▶ _REQUIRED ACTION_:
Go through the records and extract every line with the word "location".
►
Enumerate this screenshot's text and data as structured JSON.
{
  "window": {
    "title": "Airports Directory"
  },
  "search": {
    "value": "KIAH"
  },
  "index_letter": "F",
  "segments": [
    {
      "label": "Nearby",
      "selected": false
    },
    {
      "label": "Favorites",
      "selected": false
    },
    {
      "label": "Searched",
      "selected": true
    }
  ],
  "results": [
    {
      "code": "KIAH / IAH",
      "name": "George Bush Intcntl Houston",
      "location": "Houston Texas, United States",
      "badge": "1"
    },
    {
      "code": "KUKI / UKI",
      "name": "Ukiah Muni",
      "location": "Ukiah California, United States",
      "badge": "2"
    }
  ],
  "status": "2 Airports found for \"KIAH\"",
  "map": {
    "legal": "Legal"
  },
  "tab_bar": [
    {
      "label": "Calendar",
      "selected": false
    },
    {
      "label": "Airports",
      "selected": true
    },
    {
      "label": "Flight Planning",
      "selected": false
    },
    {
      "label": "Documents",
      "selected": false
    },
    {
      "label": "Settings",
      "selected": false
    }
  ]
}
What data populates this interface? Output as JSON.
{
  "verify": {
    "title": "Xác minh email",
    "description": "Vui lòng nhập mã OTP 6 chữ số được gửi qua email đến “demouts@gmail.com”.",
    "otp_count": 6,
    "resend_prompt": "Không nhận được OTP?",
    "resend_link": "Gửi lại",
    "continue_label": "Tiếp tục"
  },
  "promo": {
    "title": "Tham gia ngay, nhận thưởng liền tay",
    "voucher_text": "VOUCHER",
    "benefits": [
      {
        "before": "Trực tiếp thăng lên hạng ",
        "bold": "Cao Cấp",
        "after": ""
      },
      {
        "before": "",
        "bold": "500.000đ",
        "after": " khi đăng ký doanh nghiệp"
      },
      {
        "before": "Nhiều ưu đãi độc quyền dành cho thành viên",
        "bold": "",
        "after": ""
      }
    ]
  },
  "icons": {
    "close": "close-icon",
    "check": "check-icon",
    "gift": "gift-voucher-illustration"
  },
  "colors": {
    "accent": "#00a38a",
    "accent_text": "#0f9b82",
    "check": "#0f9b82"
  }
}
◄
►
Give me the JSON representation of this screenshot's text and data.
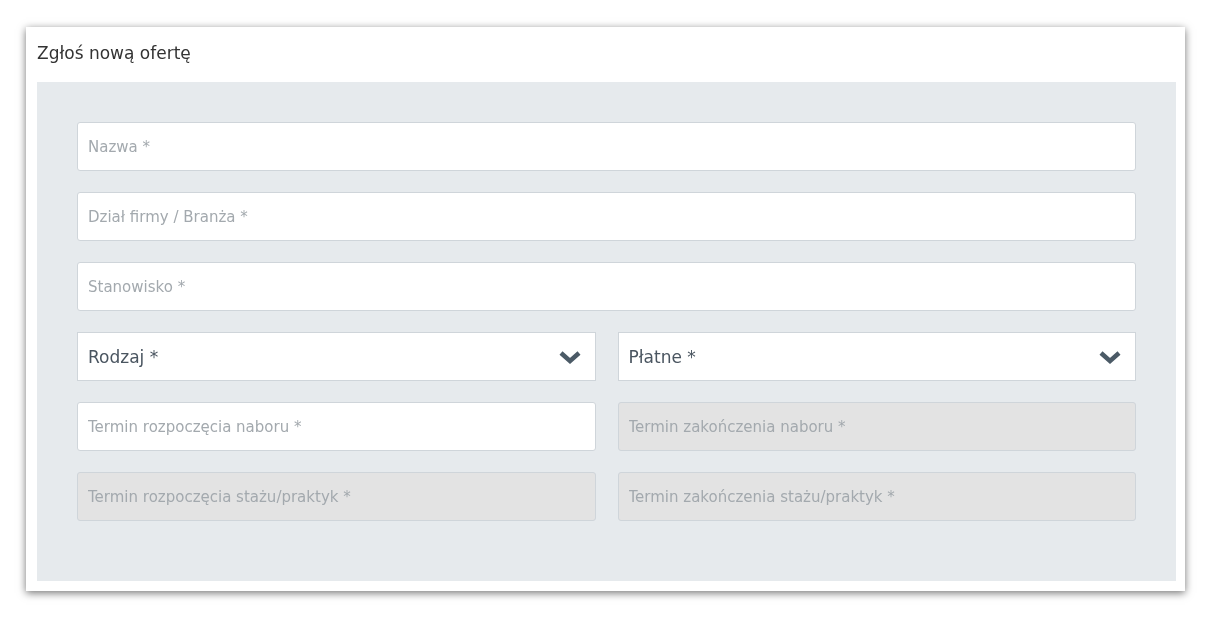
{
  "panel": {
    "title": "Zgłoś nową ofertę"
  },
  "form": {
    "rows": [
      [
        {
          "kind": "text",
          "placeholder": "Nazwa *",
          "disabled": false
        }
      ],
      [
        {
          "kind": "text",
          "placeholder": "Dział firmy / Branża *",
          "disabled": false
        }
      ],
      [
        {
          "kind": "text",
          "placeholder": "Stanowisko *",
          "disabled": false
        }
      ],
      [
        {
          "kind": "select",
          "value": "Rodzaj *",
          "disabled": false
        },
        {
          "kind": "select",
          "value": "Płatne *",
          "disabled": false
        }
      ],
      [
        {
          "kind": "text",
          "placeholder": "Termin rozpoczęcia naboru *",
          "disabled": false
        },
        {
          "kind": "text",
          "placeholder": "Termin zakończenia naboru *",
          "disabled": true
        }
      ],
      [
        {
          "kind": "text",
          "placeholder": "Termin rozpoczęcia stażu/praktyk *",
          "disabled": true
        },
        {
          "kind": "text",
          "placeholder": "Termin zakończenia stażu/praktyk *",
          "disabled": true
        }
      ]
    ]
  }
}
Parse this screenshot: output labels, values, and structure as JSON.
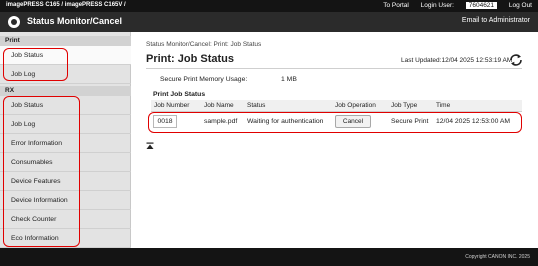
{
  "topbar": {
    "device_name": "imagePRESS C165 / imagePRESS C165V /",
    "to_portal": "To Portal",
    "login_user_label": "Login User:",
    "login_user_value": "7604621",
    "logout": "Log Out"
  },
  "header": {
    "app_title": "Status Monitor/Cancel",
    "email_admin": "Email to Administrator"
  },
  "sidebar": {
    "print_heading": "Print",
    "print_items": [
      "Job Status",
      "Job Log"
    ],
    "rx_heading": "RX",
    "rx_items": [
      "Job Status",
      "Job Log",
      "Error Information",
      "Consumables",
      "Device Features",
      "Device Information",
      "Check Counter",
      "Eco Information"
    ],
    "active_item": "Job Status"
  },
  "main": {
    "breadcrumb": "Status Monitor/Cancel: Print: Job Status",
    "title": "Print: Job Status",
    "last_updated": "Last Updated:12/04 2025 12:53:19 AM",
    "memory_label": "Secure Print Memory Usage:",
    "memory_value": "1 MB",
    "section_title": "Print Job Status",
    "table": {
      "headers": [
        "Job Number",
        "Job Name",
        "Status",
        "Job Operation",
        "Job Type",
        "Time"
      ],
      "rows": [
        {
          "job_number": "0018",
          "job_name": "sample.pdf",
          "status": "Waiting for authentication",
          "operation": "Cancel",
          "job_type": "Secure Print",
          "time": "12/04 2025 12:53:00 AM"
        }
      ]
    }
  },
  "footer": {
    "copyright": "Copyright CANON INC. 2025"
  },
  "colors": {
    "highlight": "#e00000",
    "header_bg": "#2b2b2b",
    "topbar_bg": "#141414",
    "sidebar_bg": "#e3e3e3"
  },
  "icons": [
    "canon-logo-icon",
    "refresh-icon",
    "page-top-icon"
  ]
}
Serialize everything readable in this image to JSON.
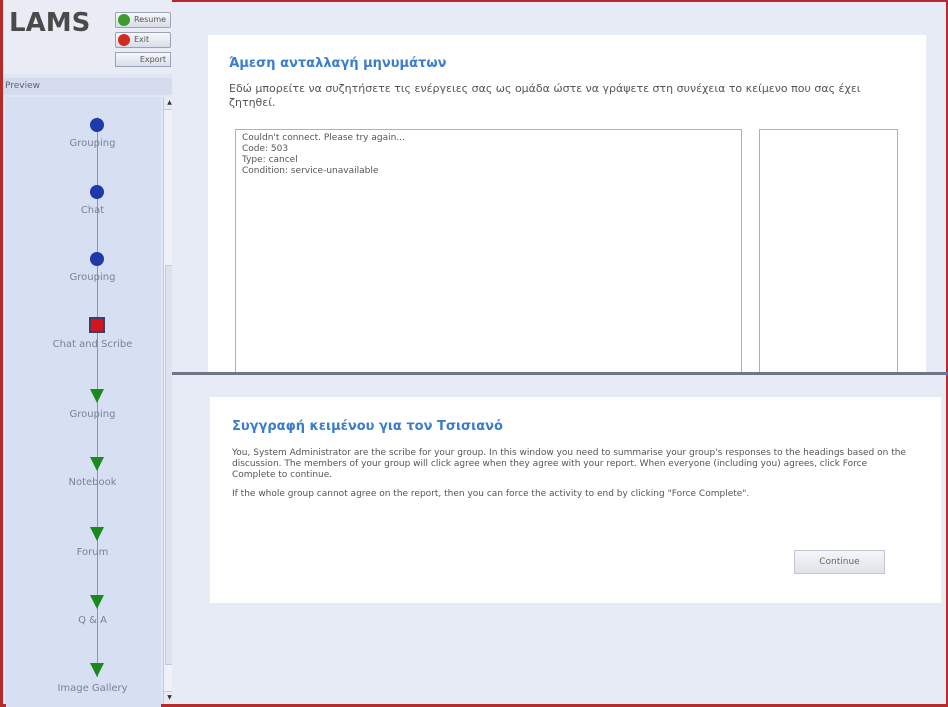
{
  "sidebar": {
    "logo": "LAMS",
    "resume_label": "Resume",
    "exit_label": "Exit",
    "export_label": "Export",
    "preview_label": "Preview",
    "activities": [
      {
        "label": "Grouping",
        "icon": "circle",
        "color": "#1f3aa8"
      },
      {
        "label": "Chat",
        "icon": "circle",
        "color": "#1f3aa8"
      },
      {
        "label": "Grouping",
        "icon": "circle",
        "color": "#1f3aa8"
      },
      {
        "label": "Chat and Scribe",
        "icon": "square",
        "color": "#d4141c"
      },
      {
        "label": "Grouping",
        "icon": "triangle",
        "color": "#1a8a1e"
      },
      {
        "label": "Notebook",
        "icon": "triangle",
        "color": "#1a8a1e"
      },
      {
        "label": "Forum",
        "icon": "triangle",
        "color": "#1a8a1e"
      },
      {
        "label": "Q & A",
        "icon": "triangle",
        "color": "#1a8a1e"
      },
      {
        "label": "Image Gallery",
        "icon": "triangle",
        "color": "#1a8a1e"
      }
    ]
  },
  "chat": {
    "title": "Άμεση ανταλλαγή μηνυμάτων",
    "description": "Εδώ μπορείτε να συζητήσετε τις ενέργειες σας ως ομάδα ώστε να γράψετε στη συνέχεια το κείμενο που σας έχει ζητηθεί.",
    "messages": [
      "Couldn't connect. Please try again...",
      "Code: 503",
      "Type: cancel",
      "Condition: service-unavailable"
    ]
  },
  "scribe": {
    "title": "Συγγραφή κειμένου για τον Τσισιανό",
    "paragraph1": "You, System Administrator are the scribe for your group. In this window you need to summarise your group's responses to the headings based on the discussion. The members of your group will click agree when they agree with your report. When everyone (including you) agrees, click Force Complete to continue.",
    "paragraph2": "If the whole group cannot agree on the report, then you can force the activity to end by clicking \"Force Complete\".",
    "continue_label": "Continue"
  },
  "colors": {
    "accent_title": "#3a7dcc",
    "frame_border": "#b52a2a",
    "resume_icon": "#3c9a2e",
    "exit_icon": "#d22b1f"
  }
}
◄
▶ _ANSWER BELOW_:
      "location": "Houston Texas, United States",
      "location": "Ukiah California, United States",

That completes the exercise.